### Problem statement:
Return all lines in the data where the string "Loading" can be found.

▼

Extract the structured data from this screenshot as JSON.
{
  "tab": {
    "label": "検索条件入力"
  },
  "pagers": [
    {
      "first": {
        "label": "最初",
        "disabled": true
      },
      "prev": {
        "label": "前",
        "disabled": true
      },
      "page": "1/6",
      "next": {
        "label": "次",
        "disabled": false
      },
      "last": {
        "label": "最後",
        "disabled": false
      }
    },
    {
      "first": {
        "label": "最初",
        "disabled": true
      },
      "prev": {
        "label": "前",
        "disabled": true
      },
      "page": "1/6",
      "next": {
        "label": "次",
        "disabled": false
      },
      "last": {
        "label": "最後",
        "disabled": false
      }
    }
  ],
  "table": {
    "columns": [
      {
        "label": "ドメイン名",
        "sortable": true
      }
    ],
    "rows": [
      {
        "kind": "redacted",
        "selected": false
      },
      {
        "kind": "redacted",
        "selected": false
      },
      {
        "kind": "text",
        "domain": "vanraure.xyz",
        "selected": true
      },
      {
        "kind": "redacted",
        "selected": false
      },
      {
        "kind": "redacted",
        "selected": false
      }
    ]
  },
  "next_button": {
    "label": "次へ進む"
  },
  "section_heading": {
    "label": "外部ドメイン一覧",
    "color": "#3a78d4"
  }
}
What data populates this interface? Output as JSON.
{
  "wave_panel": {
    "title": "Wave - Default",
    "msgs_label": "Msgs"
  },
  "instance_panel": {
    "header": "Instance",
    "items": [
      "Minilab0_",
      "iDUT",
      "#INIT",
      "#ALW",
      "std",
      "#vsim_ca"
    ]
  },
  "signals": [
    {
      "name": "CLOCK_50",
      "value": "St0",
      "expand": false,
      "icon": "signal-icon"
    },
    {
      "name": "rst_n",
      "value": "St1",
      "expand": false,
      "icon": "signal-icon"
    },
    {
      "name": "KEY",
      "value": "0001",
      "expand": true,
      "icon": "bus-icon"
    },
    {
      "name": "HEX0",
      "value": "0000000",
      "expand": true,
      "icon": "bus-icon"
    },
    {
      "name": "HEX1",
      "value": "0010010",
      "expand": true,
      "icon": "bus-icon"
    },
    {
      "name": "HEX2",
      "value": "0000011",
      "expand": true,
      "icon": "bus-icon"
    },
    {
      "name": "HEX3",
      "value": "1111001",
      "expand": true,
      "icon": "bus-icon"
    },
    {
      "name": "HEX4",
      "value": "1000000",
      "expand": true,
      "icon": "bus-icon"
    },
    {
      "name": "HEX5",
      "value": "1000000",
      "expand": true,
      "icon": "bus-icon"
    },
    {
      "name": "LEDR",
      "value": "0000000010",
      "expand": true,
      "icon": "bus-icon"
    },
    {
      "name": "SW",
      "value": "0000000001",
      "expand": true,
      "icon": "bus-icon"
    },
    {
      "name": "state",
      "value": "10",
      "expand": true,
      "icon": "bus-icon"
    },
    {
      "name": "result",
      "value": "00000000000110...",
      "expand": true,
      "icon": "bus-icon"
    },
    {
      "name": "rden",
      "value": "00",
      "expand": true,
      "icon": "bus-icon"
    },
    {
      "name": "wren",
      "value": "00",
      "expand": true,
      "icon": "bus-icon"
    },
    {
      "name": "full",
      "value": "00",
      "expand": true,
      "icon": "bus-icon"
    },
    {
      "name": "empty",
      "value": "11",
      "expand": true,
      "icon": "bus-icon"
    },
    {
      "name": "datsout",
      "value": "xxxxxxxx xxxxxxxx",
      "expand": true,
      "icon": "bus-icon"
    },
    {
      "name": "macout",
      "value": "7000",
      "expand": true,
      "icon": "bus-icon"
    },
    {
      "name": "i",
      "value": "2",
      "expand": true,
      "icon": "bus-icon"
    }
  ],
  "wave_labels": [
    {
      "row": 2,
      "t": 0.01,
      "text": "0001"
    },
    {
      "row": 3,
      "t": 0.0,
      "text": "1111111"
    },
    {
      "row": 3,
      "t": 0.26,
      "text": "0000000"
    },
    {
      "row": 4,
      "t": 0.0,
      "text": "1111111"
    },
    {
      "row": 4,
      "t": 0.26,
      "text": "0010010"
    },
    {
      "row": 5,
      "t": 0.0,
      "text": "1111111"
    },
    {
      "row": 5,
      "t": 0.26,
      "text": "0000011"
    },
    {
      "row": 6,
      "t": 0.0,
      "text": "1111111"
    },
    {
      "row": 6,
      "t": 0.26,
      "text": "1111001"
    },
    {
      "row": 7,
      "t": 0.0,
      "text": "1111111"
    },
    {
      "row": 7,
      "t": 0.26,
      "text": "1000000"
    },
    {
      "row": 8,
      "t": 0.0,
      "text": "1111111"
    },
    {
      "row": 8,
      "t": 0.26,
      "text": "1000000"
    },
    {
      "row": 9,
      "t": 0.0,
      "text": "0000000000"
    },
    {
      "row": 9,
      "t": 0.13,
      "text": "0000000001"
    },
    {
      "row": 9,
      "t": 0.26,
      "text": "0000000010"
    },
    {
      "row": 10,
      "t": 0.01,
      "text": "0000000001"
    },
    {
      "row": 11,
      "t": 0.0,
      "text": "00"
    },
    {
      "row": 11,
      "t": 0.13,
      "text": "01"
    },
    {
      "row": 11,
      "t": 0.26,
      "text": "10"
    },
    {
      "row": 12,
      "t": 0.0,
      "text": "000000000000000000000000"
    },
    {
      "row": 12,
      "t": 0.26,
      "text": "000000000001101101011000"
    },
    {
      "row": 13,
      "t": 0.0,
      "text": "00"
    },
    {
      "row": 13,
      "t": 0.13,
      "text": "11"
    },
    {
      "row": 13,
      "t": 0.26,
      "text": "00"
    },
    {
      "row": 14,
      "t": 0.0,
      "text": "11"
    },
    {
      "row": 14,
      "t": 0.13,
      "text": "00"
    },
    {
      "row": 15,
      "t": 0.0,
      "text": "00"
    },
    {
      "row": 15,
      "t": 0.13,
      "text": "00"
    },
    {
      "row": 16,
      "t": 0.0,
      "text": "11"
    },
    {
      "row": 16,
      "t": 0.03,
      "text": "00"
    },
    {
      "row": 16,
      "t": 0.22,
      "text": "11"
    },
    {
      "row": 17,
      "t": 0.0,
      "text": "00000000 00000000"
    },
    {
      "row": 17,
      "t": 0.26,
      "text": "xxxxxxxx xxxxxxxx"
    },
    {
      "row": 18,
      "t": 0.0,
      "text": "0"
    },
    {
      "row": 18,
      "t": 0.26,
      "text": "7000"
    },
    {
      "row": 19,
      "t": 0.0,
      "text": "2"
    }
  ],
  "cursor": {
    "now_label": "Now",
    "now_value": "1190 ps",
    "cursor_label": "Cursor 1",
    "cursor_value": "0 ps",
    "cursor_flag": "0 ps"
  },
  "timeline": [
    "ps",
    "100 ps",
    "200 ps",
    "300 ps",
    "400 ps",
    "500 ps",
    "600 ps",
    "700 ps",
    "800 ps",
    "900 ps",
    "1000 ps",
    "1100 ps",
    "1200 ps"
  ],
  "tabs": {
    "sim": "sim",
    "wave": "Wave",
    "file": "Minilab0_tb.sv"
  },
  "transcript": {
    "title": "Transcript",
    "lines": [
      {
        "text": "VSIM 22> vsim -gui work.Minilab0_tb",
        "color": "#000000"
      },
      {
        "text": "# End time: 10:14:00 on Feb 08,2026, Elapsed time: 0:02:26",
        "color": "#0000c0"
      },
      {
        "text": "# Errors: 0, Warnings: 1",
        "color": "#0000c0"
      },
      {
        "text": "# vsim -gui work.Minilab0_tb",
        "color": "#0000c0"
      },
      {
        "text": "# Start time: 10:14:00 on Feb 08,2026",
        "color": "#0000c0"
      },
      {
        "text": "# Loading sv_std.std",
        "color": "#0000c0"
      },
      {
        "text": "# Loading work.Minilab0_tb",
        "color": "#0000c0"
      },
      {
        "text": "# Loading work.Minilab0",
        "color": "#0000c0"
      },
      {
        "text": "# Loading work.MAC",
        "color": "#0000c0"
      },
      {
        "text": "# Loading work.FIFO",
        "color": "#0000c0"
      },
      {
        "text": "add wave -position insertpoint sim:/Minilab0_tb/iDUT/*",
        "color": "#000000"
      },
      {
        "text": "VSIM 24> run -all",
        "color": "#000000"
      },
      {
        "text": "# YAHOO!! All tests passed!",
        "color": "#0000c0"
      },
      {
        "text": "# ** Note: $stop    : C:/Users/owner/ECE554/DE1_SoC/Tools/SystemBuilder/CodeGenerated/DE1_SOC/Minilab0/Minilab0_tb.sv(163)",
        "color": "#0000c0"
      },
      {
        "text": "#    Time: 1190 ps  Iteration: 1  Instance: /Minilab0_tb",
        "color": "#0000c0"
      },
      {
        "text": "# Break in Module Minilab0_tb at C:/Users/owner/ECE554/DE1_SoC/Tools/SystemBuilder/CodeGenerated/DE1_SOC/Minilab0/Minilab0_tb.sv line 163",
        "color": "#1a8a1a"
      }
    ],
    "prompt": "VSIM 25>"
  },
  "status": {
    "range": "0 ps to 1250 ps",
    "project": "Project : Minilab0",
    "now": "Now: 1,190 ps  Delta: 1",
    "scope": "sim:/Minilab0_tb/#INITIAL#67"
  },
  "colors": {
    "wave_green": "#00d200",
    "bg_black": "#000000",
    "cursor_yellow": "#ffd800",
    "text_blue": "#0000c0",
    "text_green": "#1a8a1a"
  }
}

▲

### Solution to the problem:
        "text": "# Loading sv_std.std",
        "text": "# Loading work.Minilab0_tb",
        "text": "# Loading work.Minilab0",
        "text": "# Loading work.MAC",
        "text": "# Loading work.FIFO",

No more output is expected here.